July 30, 2018 01:57 pm
That morning started like any other that semester. I parked in the visitor lot at the high school in San Antonio, Texas, and showed the receptionist my ID badge with the word “SUBSTITUTE” printed in bold purple letters across the bottom. She smiled and waved me to a desk in the back of the office where she handed me a sticky note with a room number on it. I made my way through the school, searching for the number, as students gathered outside their advisory classes eating their breakfasts. I found my room—an eleventh-grade chemistry class—unlocked the door and reviewed the teacher’s lesson plans for the day. Written across the board in large letters were the classroom expectations: BE RESPECTFUL, BE RESPONSIBLE, BE READY. In retrospect, these guidelines were perhaps a reminder for me, just as much as for the students.
The Alliance for Excellent Education’s Statement on Gun Violence in America’s Schools and Communities
March 14, 2018 09:54 am
If there are two places where children should feel safe in America, it is in their homes and schools. Unfortunately, for too many of the nation’s children, their classrooms have become killing zones. It does not matter the grade level or state; first graders in Connecticut and community college students in Oregon alike are victims of mass school shootings. No community—large, small, urban, rural, or suburban—is immune to the rash of gun-related violence. Unless the nation acts, these tragic incidents that murder our children will continue to occur.
March 12, 2018 11:50 am
What better way to wrap up the 2018 state of the state addresses than to focus on governors calling education the key to a strong economy and a pathway towards better lives for Americans?
March 06, 2018 02:19 pm
Schools and classrooms across the country buzzed with excitement on February, 22, 2018 as thousands of educators and students celebrated the seventh annual Digital Learning Day (DLDay).
The celebrations have come to an end for now, but here are three things we learned from another great DLDay:
March 05, 2018 01:48 pm
Nancy was born in Italy and brought to the United States at age five. She graduated from high school and received her bachelor’s degree from Towson University. She is one of more than 3 million Dreamers in communities across the country—undocumented young people who were brought to the United States as children. Like Nancy, less than one-quarter of them have been granted deferred action from deportation under the Deferred Action for Childhood Arrivals program (DACA) implemented under the Obama Administration in 2012.

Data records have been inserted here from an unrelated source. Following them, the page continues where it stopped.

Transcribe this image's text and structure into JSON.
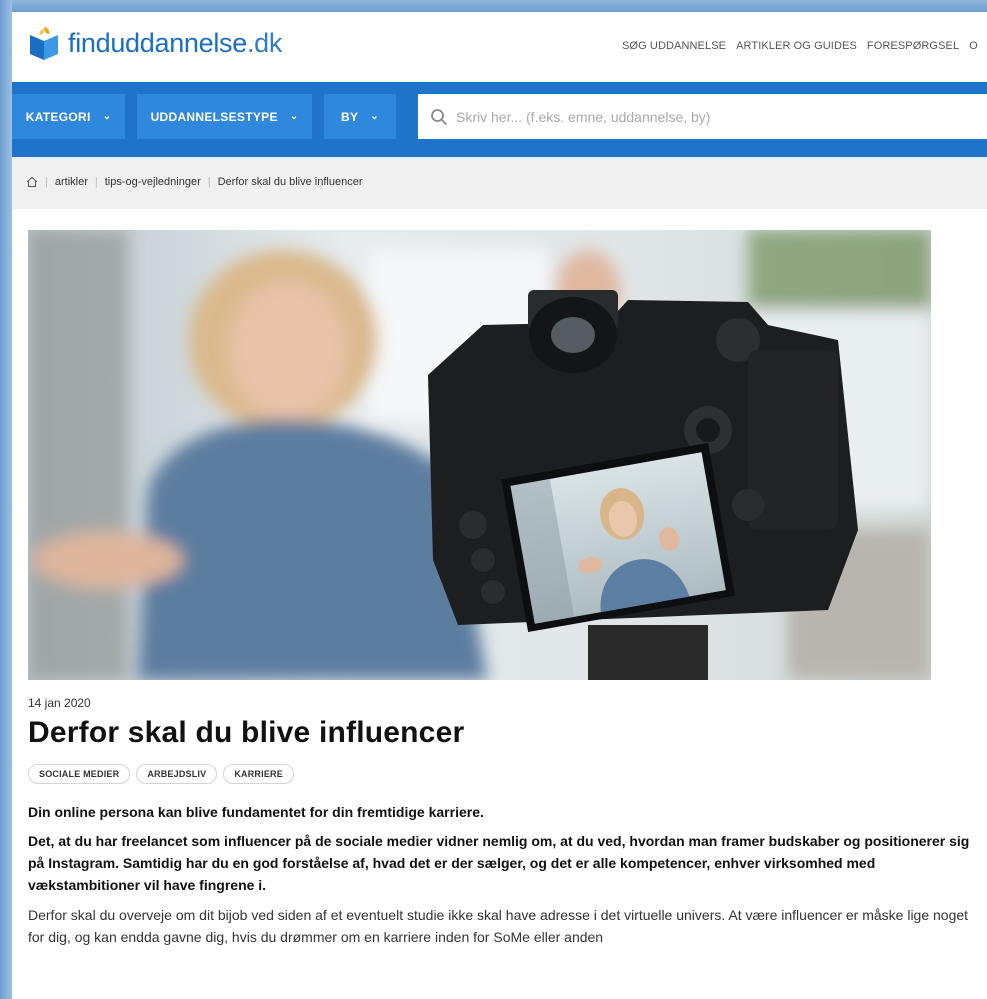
{
  "site": {
    "logo_text": "finduddannelse",
    "logo_tld": ".dk"
  },
  "topnav": [
    "SØG UDDANNELSE",
    "ARTIKLER OG GUIDES",
    "FORESPØRGSEL",
    "O"
  ],
  "filters": {
    "kategori": "KATEGORI",
    "uddannelsestype": "UDDANNELSESTYPE",
    "by": "BY"
  },
  "search": {
    "placeholder": "Skriv her... (f.eks. emne, uddannelse, by)"
  },
  "breadcrumb": {
    "items": [
      "artikler",
      "tips-og-vejledninger",
      "Derfor skal du blive influencer"
    ]
  },
  "article": {
    "date": "14 jan 2020",
    "title": "Derfor skal du blive influencer",
    "tags": [
      "SOCIALE MEDIER",
      "ARBEJDSLIV",
      "KARRIERE"
    ],
    "lead": "Din online persona kan blive fundamentet for din fremtidige karriere.",
    "bold_paragraph": "Det, at du har freelancet som influencer på de sociale medier vidner nemlig om, at du ved, hvordan man framer budskaber og positionerer sig på Instagram. Samtidig har du en god forståelse af, hvad det er der sælger, og det er alle kompetencer, enhver virksomhed med vækstambitioner vil have fingrene i.",
    "paragraph": "Derfor skal du overveje om dit bijob ved siden af et eventuelt studie ikke skal have adresse i det virtuelle univers. At være influencer er måske lige noget for dig, og kan endda gavne dig, hvis du drømmer om en karriere inden for SoMe eller anden"
  },
  "colors": {
    "brand_blue": "#1f73c8",
    "filter_blue": "#2f88dc",
    "logo_blue": "#1a6fc4"
  }
}
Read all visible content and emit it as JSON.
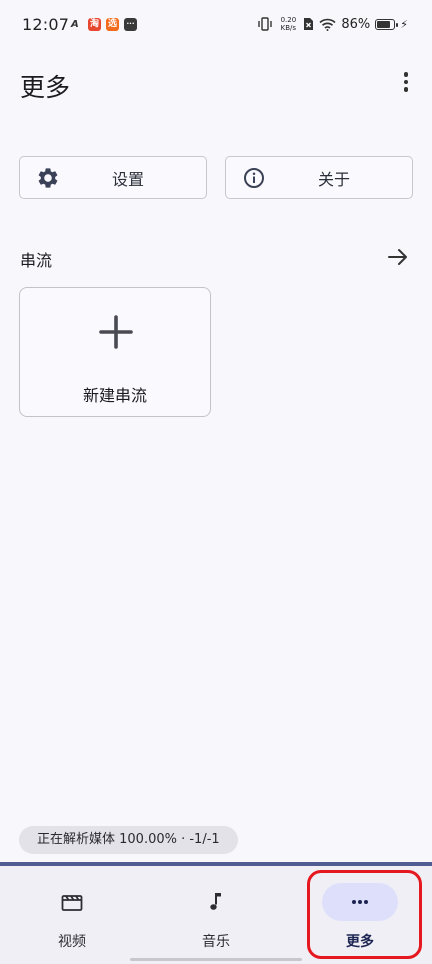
{
  "status_bar": {
    "time": "12:07",
    "notif_a": "A",
    "notif_app1": "淘",
    "notif_app2": "选",
    "notif_app3": "···",
    "net_speed_value": "0.20",
    "net_speed_unit": "KB/s",
    "battery_percent": "86%",
    "battery_level": 0.86
  },
  "app_bar": {
    "title": "更多"
  },
  "actions": {
    "settings_label": "设置",
    "about_label": "关于"
  },
  "streams_section": {
    "title": "串流",
    "new_stream_label": "新建串流"
  },
  "progress": {
    "text": "正在解析媒体 100.00% · -1/-1"
  },
  "bottom_nav": {
    "items": [
      {
        "label": "视频",
        "icon": "clapperboard-icon",
        "selected": false
      },
      {
        "label": "音乐",
        "icon": "music-note-icon",
        "selected": false
      },
      {
        "label": "更多",
        "icon": "more-horiz-icon",
        "selected": true
      }
    ]
  },
  "colors": {
    "accent": "#515d90",
    "selected_pill": "#dee0fb",
    "highlight": "#e5171f",
    "background": "#f8f7fc"
  }
}
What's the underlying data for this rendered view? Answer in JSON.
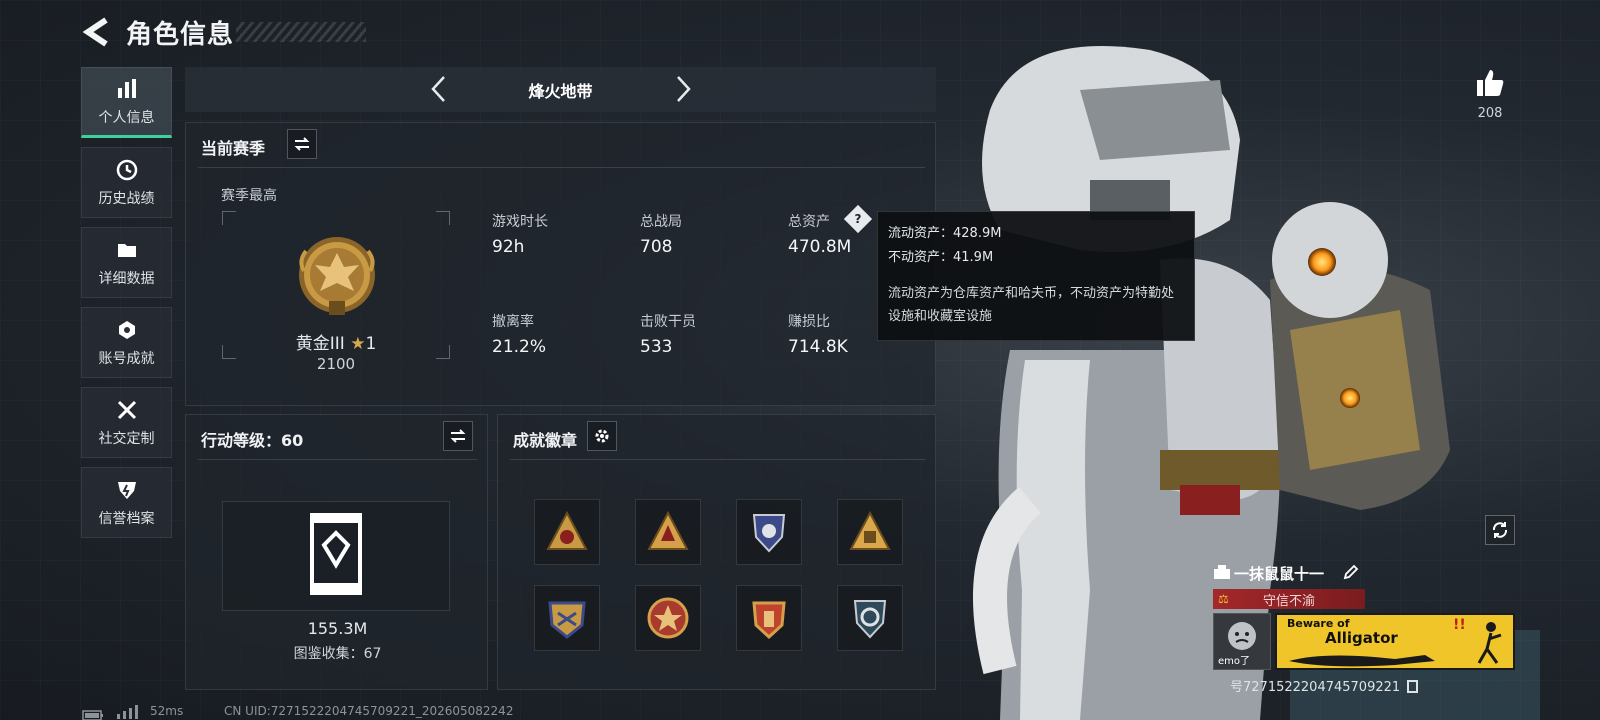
{
  "header": {
    "title": "角色信息"
  },
  "sidebar": {
    "items": [
      {
        "label": "个人信息",
        "icon": "bar-chart-icon",
        "active": true
      },
      {
        "label": "历史战绩",
        "icon": "history-clock-icon",
        "active": false
      },
      {
        "label": "详细数据",
        "icon": "folder-icon",
        "active": false
      },
      {
        "label": "账号成就",
        "icon": "achievement-icon",
        "active": false
      },
      {
        "label": "社交定制",
        "icon": "tools-icon",
        "active": false
      },
      {
        "label": "信誉档案",
        "icon": "shield-emblem-icon",
        "active": false
      }
    ]
  },
  "mode_tab": {
    "title": "烽火地带"
  },
  "season": {
    "title": "当前赛季",
    "best_label": "赛季最高",
    "rank_name": "黄金III",
    "rank_stars": "1",
    "rank_score": "2100",
    "stats": [
      {
        "label": "游戏时长",
        "value": "92h"
      },
      {
        "label": "总战局",
        "value": "708"
      },
      {
        "label": "总资产",
        "value": "470.8M"
      },
      {
        "label": "撤离率",
        "value": "21.2%"
      },
      {
        "label": "击败干员",
        "value": "533"
      },
      {
        "label": "赚损比",
        "value": "714.8K"
      }
    ]
  },
  "tooltip": {
    "liquid": "流动资产：428.9M",
    "fixed": "不动资产：41.9M",
    "description": "流动资产为仓库资产和哈夫币，不动资产为特勤处设施和收藏室设施"
  },
  "action": {
    "title": "行动等级：60",
    "value": "155.3M",
    "collection": "图鉴收集：67"
  },
  "badges": {
    "title": "成就徽章",
    "items": [
      "badge-1",
      "badge-2",
      "badge-3",
      "badge-4",
      "badge-5",
      "badge-6",
      "badge-7",
      "badge-8"
    ]
  },
  "right": {
    "like_count": "208",
    "player_name": "一抹鼠鼠十一",
    "reputation": "守信不渝",
    "avatar_label": "emo了",
    "banner_line1": "Beware of",
    "banner_line2": "Alligator",
    "uid": "号7271522204745709221"
  },
  "footer": {
    "ping": "52ms",
    "uid": "CN UID:7271522204745709221_202605082242"
  },
  "colors": {
    "accent_green": "#3fd19a",
    "gold": "#c99a44",
    "reputation_red": "#a3282a",
    "banner_yellow": "#f0c52a"
  }
}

Watch Nancy tell her story via the video at the bottom of this post.
February 16, 2018 03:18 pm
This week’s digest features lessons in deeper learning from a special education teacher, expansion of career and technical education opportunities in Memphis, guiding steps to move to competency-based education, and an upcoming Twitter chat. Read Entire Post
Read Entire Post
Gains in High School Graduation Rates Mask Persistent Gaps in Postsecondary Education Enrollment for Students of Color
February 12, 2018 03:46 pm
Recent national data shows that high school graduation rates for African American and Latino students continue to climb, narrowing gaps in achievement between these students and their white and Asian peers. Yet these gains in high school graduation rates have not yet translated to comparable increases in postsecondary education enrollment and degree attainment.